The two first ran against each other in a City Council race in 2007, when Skala beat Kespohl and served as Third Ward Councilman until 2010. They faced each other again in the 2010 election, when Kespohl ousted Skala from his seat.
At the March 19 forum, Skala said he wants to improve representation for the Third Ward, which he said was lacking during Kespohl's term. Skala's experience will bring a "neighborhood perspective" to council, he said.
Public safety, jobs, taxpayer equity and planning for growth are the top priorities for Columbia, according to Skala's campaign website.
Skala believes in a neighborhood approach to combating crime and wants to emphasize proactive neighborhood policing. Some other options Skala proposed include youth intervention and mentoring, and neighborhood watch programs.
In regard to job growth, the city should prioritize vocational and technical training. Also the city should support homegrown businesses as well as attracting and retaining new employers by partnering with MU, Skala's website stated.
Skala has lived in Columbia since 1980 and earned a master's degree in psychology at MU and worked in research and teaching at MU.
Skala established the Hominy Branch Neighborhood Alliance and served on the city's Planning and Zoning and the Environment and Energy commissions.
Mayor: Bob McDavid
McDavid beat Sullivan for the second time. The two ran against each other in the 2010 municipal election.
McDavid said MU determines Columbia's economic and cultural vitality.
"Our success is tied to the University of Missouri's success," McDavid said. "We can't have success without them."
Reenergizing the economy with new jobs will be key for Columbia's success, McDavid said. The city lost a multitude of manufacturing jobs hurting non-college graduates residents.
"It is important, for me, to address those manufacturing jobs that non-college graduates can fill," McDavid said. "We have a very high percent of college graduates in our adult population, 52 percent have bachelor's degrees, but that means 48 percent don't. So, we need to do what we can and that's a big challenge nationally and it's a big challenge locally."
City Council can spark new job creation in a variety of ways including incentives, recruitment and airport expansion, McDavid said.
"So does that mean incentives, does that mean recruitment?" McDavid said. "Yeah, it means all of that. It means having an airport where the principals can fly in and out of. It means putting together a recruitment team from the city and the university … it means doing what we can to encourage the entrepreneurial spirit. Getting the best and brightest to come here, allowing them to flourish, and getting them to stay."

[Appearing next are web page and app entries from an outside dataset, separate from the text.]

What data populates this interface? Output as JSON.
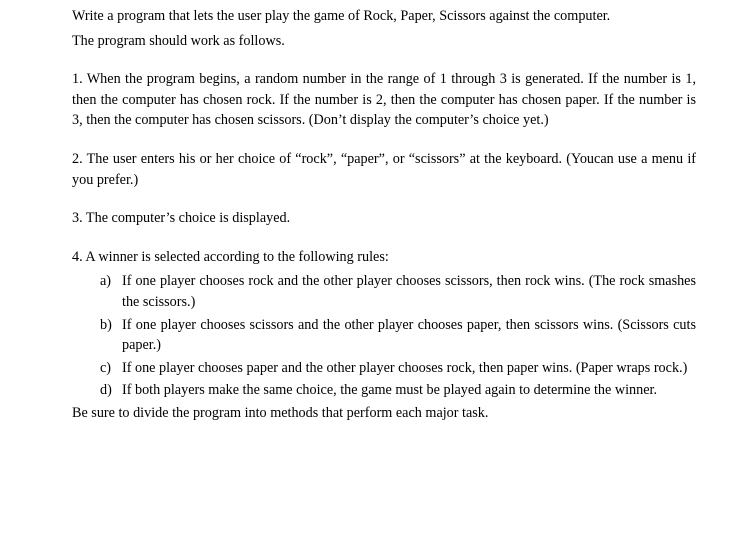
{
  "intro_line1": "Write a program that lets the user play the game of Rock, Paper, Scissors against the computer.",
  "intro_line2": "The program should work as follows.",
  "step1": "1. When the program begins, a random number in the range of 1 through 3 is generated. If the number is 1, then the computer has chosen rock. If the number is 2, then the computer has chosen paper. If the number is 3, then the computer has chosen scissors. (Don’t display the computer’s choice yet.)",
  "step2": "2. The user enters his or her choice of “rock”, “paper”, or “scissors” at the keyboard. (Youcan use a menu if you prefer.)",
  "step3": "3. The computer’s choice is displayed.",
  "step4": "4. A winner is selected according to the following rules:",
  "rules": [
    {
      "marker": "a)",
      "text": "If one player chooses rock and the other player chooses scissors, then rock wins. (The rock smashes the scissors.)"
    },
    {
      "marker": "b)",
      "text": "If one player chooses scissors and the other player chooses paper, then scissors wins. (Scissors cuts paper.)"
    },
    {
      "marker": "c)",
      "text": "If one player chooses paper and the other player chooses rock, then paper wins. (Paper wraps rock.)"
    },
    {
      "marker": "d)",
      "text": "If both players make the same choice, the game must be played again to determine the winner."
    }
  ],
  "closing": "Be sure to divide the program into methods that perform each major task."
}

Although public transit has not been sustaining itself, McDavid views the system as a startup.
"It's a work in progress," he said. "It's going to take a long-term commitment to get that up, but the market is there if we support it."
The council has attempted to model the bus system on cities such as Ames, Iowa. However, Columbia has a strong commuter culture that works against public transit, McDavid said. If the city and MU can come together and actively promote bus ridership, the system has the potential to improve. Additionally, contracts with new housing developments could add riders.
"I understand that the University of Missouri considers itself a pedestrian campus," McDavid said. "But 28,000 of the students don't live on campus. So it's a pedestrian campus for 8,000 but it's most certainly a commuter campus for the other 28,000. So, I think it's largely up to the students to figure out what they want."
The MU alumnus has lived in Columbia for 46 years. He served on the Boone Hospital Center Board of Trustees for 12 years.